Dr. Janet Tulloch
Dr. Janet Tulloch notes, “With regard to travel, I am interested in ancient astronomy, navigational methods including geographical maps, but also star maps or celestial calendars (for guiding the soul on its journey) and the visual demarcation of space in general.”
Lainna El Jabi
Lainna El Jabi says, ” I am especially interested in creative writing and the intersections between writing, travel, and spiritual inquiry.”
Nanna Natalia Karpinska Dam Jørgensen (M.Phil)
Nanna Natalia Karpinska Dam Jørgensen (M.Phil) has an interest in Psychology and Pilgrimage. She does research on the therapeutic value of pilgrimage walks.
Rupa Pillai is a PhD candidate in the department of Anthropology at the University of Oregon. Her research focuses on the intersection of religion, ethnicity and movement. In particularly she is interested in how religious practices and beliefs travel and adapt to new contexts and how the itinerary of movement impacts these adaptations. Her dissertation examines how Indo-Guyanese adapt and mobilize Hinduism to negotiate their ethnic identity in New York City.
Dr. Michel Desjardins

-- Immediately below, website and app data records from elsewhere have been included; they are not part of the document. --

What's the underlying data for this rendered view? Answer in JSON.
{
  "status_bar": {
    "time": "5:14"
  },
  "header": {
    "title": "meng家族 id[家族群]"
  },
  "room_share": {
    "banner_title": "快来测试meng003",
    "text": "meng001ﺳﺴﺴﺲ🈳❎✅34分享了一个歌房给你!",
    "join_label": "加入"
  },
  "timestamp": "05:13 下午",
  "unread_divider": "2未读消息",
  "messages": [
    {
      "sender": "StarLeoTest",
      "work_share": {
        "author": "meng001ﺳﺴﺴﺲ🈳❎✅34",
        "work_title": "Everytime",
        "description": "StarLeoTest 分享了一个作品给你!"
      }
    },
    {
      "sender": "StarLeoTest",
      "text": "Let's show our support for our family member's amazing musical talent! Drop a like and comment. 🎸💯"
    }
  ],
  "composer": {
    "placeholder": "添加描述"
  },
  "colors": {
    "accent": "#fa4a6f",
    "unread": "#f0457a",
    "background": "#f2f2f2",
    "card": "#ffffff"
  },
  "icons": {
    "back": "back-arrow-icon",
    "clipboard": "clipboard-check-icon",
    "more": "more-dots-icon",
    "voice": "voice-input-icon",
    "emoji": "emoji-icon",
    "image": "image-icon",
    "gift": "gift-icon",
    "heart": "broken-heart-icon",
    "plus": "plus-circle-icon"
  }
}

Dr. Michel Desjardins says, “Over the last four years I have worked closely with Joanne Benham Rennick (Society, Culture and Environment, Laurier Brantford) on a teaching-related issue: what values are embedded in academic programs that encourage learning outside the country, e.g., through volunteering or taking courses abroad? We’ve facilitated conversations on this topic with faculty and staff from across Canada, and we are now opening conversations with scholars in Australia with similar concerns. Some of our work has now appeared in our book The World is my Classroom: Priorities for Globalizing Canadian Higher Education.”
Dr. Anne Read
Dr. Anne Read holds a PhD in Sociology of Religion and specializes in diaspora youth identity construction. Her research interests lie in the intersection of diasporic identity, national education and cultural history with a focus on how the past shapes current group identities. Her work relates to the role travel plays in cultivating diaspora identity and attachment to homeland. Currently, she teaches as an adjunct professor at the University of Waterloo.